One of the basic concepts of unarmed self-defense is creating distance between you and your attacker. This can be done vertically or horizontally. In this video, PDN Contributor Cecil Burch demonstrates a horizontal displacement move called the hip escape. It comes from Brazilian Jiu-Jitsu and is also known as shrimping. It can be used if you are pinned on the ground by an attacker. The goal is to move the hip that is closest to the attacker as far away as possible.
How Does It Work?
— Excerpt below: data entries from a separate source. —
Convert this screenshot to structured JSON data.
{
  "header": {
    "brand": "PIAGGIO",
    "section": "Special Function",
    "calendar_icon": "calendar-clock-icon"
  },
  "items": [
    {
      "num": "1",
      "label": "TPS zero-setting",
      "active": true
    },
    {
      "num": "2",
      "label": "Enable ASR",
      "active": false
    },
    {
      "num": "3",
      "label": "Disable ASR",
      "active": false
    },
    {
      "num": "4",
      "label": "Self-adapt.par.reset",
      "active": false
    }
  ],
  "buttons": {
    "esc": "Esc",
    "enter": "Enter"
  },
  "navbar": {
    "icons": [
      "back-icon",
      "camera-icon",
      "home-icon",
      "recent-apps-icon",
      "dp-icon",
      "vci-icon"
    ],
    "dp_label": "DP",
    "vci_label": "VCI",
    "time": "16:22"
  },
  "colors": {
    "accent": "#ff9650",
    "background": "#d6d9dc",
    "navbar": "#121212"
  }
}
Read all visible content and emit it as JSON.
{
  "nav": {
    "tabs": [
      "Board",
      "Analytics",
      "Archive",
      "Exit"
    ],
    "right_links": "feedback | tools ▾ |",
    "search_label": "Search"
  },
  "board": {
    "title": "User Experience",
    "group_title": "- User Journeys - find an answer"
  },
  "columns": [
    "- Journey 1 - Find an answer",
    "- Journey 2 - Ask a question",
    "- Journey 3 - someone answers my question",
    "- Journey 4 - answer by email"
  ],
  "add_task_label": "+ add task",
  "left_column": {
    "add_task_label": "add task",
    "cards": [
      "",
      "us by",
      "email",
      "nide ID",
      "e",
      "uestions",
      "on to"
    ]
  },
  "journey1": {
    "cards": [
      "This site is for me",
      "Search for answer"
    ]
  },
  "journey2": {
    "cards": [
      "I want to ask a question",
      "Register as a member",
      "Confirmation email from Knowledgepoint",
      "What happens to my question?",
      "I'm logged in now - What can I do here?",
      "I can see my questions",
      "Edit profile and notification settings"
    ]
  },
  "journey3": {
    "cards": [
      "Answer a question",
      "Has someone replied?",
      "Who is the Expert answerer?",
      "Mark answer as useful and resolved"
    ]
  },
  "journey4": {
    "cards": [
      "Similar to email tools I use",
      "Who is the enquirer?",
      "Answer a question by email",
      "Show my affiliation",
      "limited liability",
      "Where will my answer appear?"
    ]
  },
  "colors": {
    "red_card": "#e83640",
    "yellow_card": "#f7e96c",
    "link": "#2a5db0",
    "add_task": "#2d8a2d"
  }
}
Start from the survival posture and maintain it throughout the move: forearms in and between your torso and the attacker’s, and face the attacker. Do not overexpose any part of your body. To execute the hip escape, unweight your body as much as you can. Put all your weight on one shoulder and the opposite foot. Every other body part comes up off the ground. Then turn the hips and throw your butt out to the side. The farther you can move it, the more space you will create.
Like some other unarmed self-defense techniques, the hip escape may need to be executed two, three or four times — as many times as you need to create the space that allows you to implement your next move. Each time you do the move, aim to get the maximum distance. The attacker will most likely still be coming after you, and one repetition will not be enough.
When learning the hip escape, first do it by yourself with no resistance until you feel confident. Then ask a training partner to lie on top of you as dead weight, giving you just a little room to move. When you can execute it well, you’ll be ready to incorporate it with other moves in a sparring session.